Purdue's Ryan Russell should be thriving. He just should. He's big, strong, athletic and experienced. The move from defensive end to linebacker should have suited him.
And yet …
Russell, like most of the Boilers' front defensive seven, is not producing at the necessary level. Plays that could be made are not.
Yes, that's a big problem entering Saturday's game at Penn State. The Nittany Lions (5-4) are 21.5-point favorites.
In nine games this year the 6-5, 270-pound Russell has 25 tackles, 4.0 for loss, with two sacks. That's below last year's pace, when he totaled 37 tackles, and it's not what coach Darrell Hazell wanted from a guy who has started 25 straight games.
“He got a little more productive last week (against Iowa),” Hazell said, “but we still need him to be a better player for us at the line of scrimmage. He was more productive than he had been for the first couple of weeks.
Russell's position change was part of Purdue's move from a 4-3 to a 3-4 defense. The idea was to get bigger linebackers on the edges. Russell appeared to be a good fit, but in four games he's produced just 11 tackles and no sacks.

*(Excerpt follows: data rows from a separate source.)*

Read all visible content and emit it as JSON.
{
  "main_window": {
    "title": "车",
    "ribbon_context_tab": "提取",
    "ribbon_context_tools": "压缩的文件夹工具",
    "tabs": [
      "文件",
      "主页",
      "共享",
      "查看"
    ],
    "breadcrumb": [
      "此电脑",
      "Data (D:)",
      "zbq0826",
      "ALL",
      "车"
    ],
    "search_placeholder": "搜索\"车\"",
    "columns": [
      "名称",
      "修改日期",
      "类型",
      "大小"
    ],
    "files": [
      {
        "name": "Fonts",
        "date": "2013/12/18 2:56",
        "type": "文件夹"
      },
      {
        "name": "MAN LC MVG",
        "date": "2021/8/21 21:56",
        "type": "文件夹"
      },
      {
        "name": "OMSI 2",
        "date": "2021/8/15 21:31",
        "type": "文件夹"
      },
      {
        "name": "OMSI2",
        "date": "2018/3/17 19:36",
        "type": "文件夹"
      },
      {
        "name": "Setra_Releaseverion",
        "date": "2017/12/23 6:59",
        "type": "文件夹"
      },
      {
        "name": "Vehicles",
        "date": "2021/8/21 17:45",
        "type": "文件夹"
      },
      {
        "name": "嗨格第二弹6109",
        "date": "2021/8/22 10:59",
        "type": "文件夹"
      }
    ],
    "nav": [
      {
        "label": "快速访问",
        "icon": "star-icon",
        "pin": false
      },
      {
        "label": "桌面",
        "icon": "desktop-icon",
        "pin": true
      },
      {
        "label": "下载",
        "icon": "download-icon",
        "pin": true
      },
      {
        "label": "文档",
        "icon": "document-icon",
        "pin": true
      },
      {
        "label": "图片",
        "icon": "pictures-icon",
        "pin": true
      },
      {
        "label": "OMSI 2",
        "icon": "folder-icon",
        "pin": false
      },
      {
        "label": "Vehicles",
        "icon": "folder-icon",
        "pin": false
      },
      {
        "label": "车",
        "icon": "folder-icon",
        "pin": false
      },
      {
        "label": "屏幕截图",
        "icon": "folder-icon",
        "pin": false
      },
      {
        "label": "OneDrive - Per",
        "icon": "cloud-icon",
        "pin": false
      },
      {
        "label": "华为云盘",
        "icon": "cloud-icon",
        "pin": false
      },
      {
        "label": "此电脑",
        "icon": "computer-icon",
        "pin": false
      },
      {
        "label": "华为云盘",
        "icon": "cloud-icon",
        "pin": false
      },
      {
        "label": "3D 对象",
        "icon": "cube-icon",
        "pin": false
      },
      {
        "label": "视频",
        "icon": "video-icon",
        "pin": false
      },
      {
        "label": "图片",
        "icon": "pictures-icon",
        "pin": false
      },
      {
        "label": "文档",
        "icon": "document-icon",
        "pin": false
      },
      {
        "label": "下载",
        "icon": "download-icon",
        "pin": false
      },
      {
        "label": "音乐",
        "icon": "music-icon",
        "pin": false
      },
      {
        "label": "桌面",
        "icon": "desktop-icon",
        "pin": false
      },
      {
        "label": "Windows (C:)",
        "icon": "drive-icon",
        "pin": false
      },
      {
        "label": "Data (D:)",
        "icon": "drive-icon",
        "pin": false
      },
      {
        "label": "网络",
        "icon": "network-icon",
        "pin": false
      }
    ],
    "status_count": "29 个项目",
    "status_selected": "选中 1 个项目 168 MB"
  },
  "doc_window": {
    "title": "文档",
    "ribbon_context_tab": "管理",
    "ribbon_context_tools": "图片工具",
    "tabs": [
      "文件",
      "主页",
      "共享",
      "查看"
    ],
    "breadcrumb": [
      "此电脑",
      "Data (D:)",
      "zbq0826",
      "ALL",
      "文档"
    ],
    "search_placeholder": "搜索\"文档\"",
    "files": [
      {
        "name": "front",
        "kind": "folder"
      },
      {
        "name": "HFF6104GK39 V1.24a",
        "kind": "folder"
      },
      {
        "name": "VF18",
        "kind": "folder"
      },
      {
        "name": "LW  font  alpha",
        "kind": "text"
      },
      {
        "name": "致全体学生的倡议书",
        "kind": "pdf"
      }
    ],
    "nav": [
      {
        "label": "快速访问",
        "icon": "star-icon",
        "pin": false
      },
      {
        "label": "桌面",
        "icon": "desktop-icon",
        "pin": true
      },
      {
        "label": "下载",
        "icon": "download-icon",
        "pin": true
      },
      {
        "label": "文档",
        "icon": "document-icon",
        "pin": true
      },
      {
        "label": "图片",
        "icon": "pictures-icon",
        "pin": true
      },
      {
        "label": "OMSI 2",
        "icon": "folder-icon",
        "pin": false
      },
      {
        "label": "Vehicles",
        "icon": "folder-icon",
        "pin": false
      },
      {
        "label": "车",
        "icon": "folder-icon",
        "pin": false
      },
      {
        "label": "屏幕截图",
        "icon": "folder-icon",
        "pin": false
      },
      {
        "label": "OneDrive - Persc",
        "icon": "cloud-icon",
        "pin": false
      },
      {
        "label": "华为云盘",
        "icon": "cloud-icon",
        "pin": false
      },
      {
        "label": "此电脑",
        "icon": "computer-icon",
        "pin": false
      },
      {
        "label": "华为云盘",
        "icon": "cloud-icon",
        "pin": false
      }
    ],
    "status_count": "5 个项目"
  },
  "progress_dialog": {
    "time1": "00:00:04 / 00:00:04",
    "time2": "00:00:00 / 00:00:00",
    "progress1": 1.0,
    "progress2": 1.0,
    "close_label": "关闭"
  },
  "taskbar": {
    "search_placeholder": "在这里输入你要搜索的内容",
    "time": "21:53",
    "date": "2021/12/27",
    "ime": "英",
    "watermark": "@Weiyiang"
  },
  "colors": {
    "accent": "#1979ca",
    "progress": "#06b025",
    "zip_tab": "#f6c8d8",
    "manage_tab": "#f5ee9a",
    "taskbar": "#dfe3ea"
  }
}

Still, Hazell said the junior has a future at the position.
“He probably needs a lot more reps, and a lot better feel, a natural feel.
“I'd like to see him just go at times. When he sees a gap, run through it and try to make a play. But that's a learning process.”
Russell's struggles mirror that of senior defensive linemen Bruce Gaston, Greg Latta and Ryan Isaac. To win at Penn State, that group has to take charge.
“We've got to get to that next gap,” Hazell said. “(Offensive linemen) are cutting us off on the zone schemes. We've got to move a little quicker. We've got to be able to create penetration. We're getting our hips turned sideways. We've got to make sure our hips are up the field and not going to the boundary.”
One Purdue key will be slowing down receiver Allen Robinson, who has 73 catches for 1,106 yards and six touchdowns. That will include pressuring true freshman quarterback Christian Hackenberg, who has thrown for 2,187 yards and 13 TDs.
“(Robinson) is a good player,” Hazell said. “They've got a young quarterback, so they have to be careful in how they get the ball to him.
“He catches the ball well in traffic, so we're going to have to do a good job of disrupting routes and getting guys in the quarterback's face so he doesn't have such easy lanes to throw it to.”
Despite his youth, Hackenberg has been among the Big Ten passing leaders all season.
“He stands in there pretty well for a young guy,” Hazell said. “They do a lot of half-field reads with him, so he doesn't have to scan across the field. As a coaching staff, they've kind of protected him, which you have to do with a young guy. But he's getting better each week.”
Purdue freshman quarterback Danny Etling got sacked twice by Iowa last Saturday. That was a big improvement considering he'd been sacked 16 times in his previous three games, and reflected improvement in the young offensive line. Two starters -- right guard Jordan Roos and left guard Jason King -- are freshmen. Center Robert Kugler is a sophomore.
Possibly moving into the mix is freshman Cameron Cermin.
“You look at college football programs and (the offensive line) is the one play where you'd like to get them two or three years into the program before you throw those guys out there because it takes time to develop,” Hazell said.
“I like their prospects for years to come.”
Penn State (5-4 overall) needs a victory to clinch a non-losing season. Purdue (1-8) is looking to snap a seven-game losing streak.